Richard C. Lindsey and Subburaman Mohan, co-investigators in the study, have found that GH and IGF-I therapies are particularly beneficial for adults with and without osteoporosis. For children with severely impaired longitudinal bone growth who fail to attain normal height in adulthood, treatment with GH or IGF-I is a logical therapy; long-term administration of GH in children with GH-deficient conditions including isolated GH deficiency and multiple pituitary hormone deficiency significantly improved age-adjusted height in a manner consistent with growth approaching the children's genetic height potential.

This research was funded by the National Institutes of Health (NIH)  (AR048139 and 2 R25 GM060507) and the US Department of Veterans Affairs (BLR&D 1-101-BX-001396).
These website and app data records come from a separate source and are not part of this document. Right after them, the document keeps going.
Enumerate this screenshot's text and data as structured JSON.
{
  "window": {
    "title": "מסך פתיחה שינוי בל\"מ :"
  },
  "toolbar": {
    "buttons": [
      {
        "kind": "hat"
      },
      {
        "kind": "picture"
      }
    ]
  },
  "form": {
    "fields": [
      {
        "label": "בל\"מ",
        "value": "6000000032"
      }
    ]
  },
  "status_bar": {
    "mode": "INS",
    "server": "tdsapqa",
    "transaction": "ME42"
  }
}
Mohan states, “Age-related loss of bone mass occurs, in part, due to a decrease in components of the GH/IGF system. Therefore, supplemental anabolic GH and IGF-I therapies for the treatment of age-related bone loss and osteoporosis show great promise, especially as they demonstrate a relatively safe adverse effect profile.”

“Ultimately, a better understanding of the GH/IGF axis will allow greater pharmacological manipulation of the pathophysiological changes which lead to diseases of low bone mass, helping to treat and, finally, to prevent incapacitating conditions which plague so many worldwide,” said Lindsey.

The full study, to be published by Molecular and Cellular Endocrinology, Volume 432, September 5, 2016, Pages 44–55, can be found at http://www.sciencedirect.com/science/article/pii/S0303720715300836